Analysts are impressed by Australia’s showing in the top ten, considering that the country only has a population of 22 million. Australia, as well as Canada, has also overtaken Italy over the past 12 months, while China posted the fastest wealth growth over the past 15 years.
In terms of wealth held per person, European countries dominated the global rankings, with Monaco taking the number one spot. As of June 2016, the average person in Monaco owns $1.6 million (€1.42 million) in wealth, the highest in the world, reports New World Wealth, which also said the high average of wealth of Monaco’s residents can be attributed to the country’s tax-free regime. (Source: Gulf News)
The Hôtel de Paris Monte-Carlo has received a 5th star, the highest level, in the international rankings of the esteemed Forbes Travel Guide 2020.
AS Monaco has announced the arrival of Markus Breglec and Tyson Henly as Chief Marketing Officer and Chief Commercial Officer respectively.
Moët Hennessy has just announced they will be shifting to organic and sustainable practices, going so far as creating a ‘University of Living Soils’.
The financial markets’ focus this week will remain divided between economic fundamentals and the uncertainty around the coronavirus outbreak. On the data front, the week is due to be relatively quiet.
UK-based accountants and advisers will face tough new rules if the Treasury presses ahead with a tightening of regulations. Professionals who help people bend the rules to gain a tax advantage that Parliament never intended face tougher fines under new penalties proposed by the UK Treasury.
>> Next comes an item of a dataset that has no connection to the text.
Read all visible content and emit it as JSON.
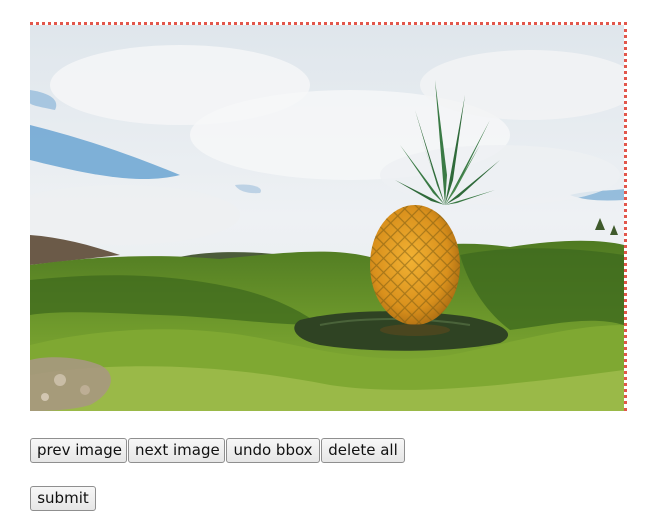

A fine of up to 100% of the tax that was avoided – including via offshore havens – has been suggested in the new rules, which have been published for consultation, the UK press reports.
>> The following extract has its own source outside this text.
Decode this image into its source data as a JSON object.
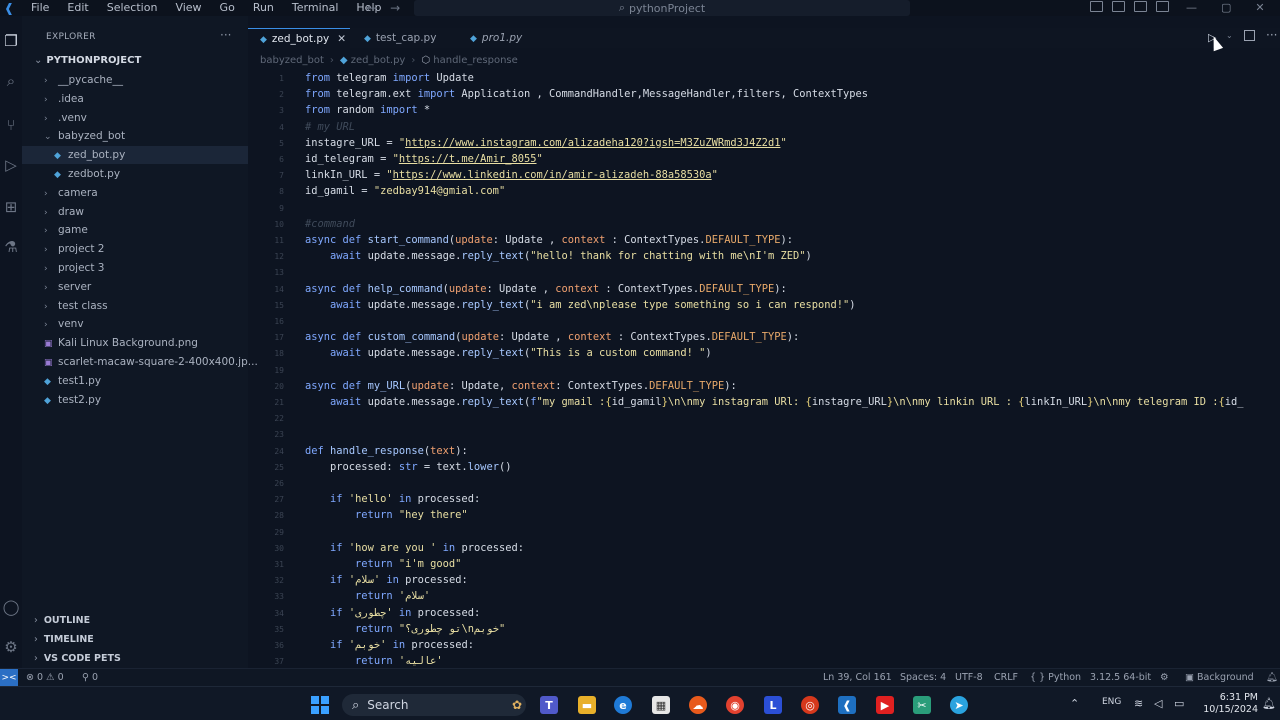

Currently those who advise on tax face little risk, while their clients face penalties only if they lose in court. The rules would “root out” tax avoidance at source, the Treasury said. The rules in the consultation document also make it simpler to enforce penalties when avoidance schemes are defeated.
“These tough new sanctions will make would-be enablers think twice and in turn reduce the number of schemes on the market,” said the Financial Secretary to the Treasury, Jane Ellison.
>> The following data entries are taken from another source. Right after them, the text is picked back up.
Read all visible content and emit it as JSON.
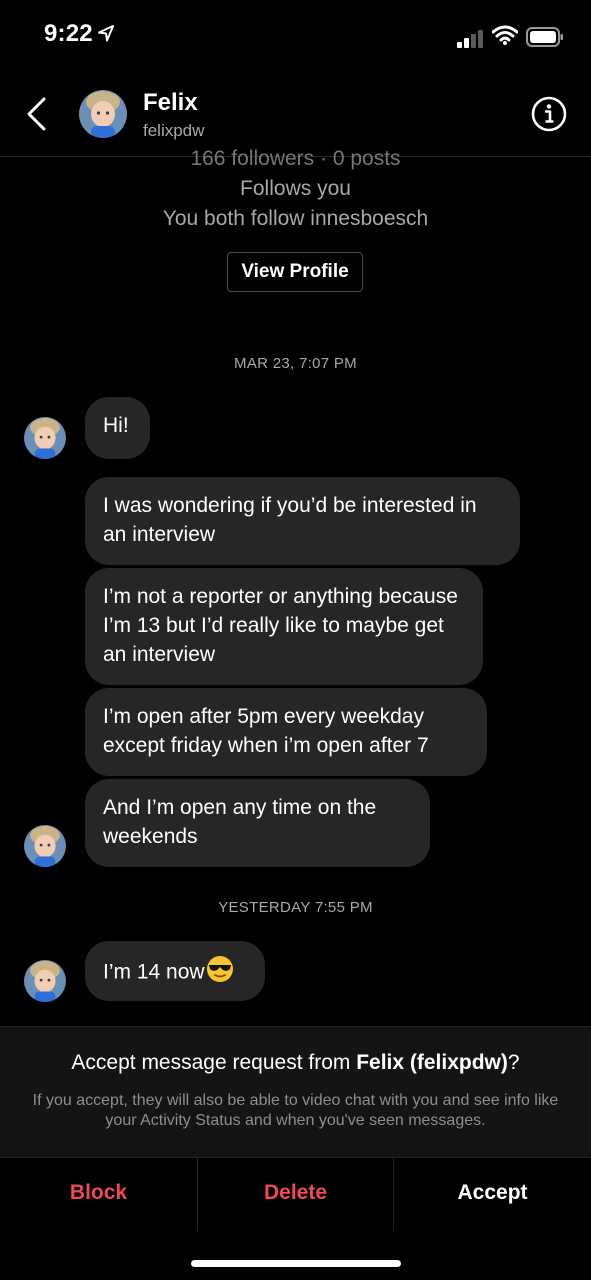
{
  "status_bar": {
    "time": "9:22"
  },
  "header": {
    "name": "Felix",
    "username": "felixpdw"
  },
  "profile": {
    "stats": "166 followers · 0 posts",
    "follows_you": "Follows you",
    "mutual": "You both follow innesboesch",
    "view_profile_label": "View Profile"
  },
  "conversation": {
    "timestamp_1": "MAR 23, 7:07 PM",
    "messages_1": [
      "Hi!",
      "I was wondering if you’d be interested in an interview",
      "I’m not a reporter or anything because I’m 13 but I’d really like to maybe get an interview",
      "I’m open after 5pm every weekday except friday when i’m open after 7",
      "And I’m open any time on the weekends"
    ],
    "timestamp_2": "YESTERDAY 7:55 PM",
    "message_2": "I’m 14 now"
  },
  "request": {
    "prefix": "Accept message request from ",
    "who": "Felix (felixpdw)",
    "suffix": "?",
    "note": "If you accept, they will also be able to video chat with you and see info like your Activity Status and when you've seen messages."
  },
  "actions": {
    "block": "Block",
    "delete": "Delete",
    "accept": "Accept"
  },
  "colors": {
    "background": "#000000",
    "bubble": "#262626",
    "destructive": "#ed4956",
    "secondary_text": "#a8a8a8"
  }
}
Until now HM Revenue and Customs has concentrated on tackling the individuals who don’t pay their tax, while advisers and promoters of tax avoiding schemes have remained shadowy figures in the background.
The intention is that will stop once there is a penalty for the professionals involved of up to 100% of the amount avoided in a scheme.
The government isn’t targeting legitimate ways of cutting tax bills, such as tax breaks for putting money in pensions or Individual Savings Accounts.
The avoidance it’s trying to root out involves bending the rules to gain a tax advantage that Parliament never intended, an alleged abuse which costs nearly £3 billion a year. Accountants see the move as a significant change, which could result in them paying fines even if the advice they give isn’t illegal.
Following the Panama Papers scandal, the five largest economies in the European Union, the UK, Germany, France, Italy and Spain, agreed to share information on secret owners of businesses and trusts. The Treasury said the move would make it harder for businesses and wealthy individuals to operate without paying correct taxes.
Speaking in July, new Prime Minister Theresa May pledged to crack down on tax avoidance, saying “tax is the price we pay for living in a civilised society”.
She said at the time, “It doesn’t matter to me whether you’re Amazon, Google or Starbucks, you have a duty to put something back, you have a debt to fellow citizens and you have a responsibility to pay your taxes.”
However, earlier this month the All-Party Parliamentary Group on Responsible Tax accused the government of undermining efforts to end tax secrecy and said it should force multinational companies such as Google to publish information on their activities in every country where they operate.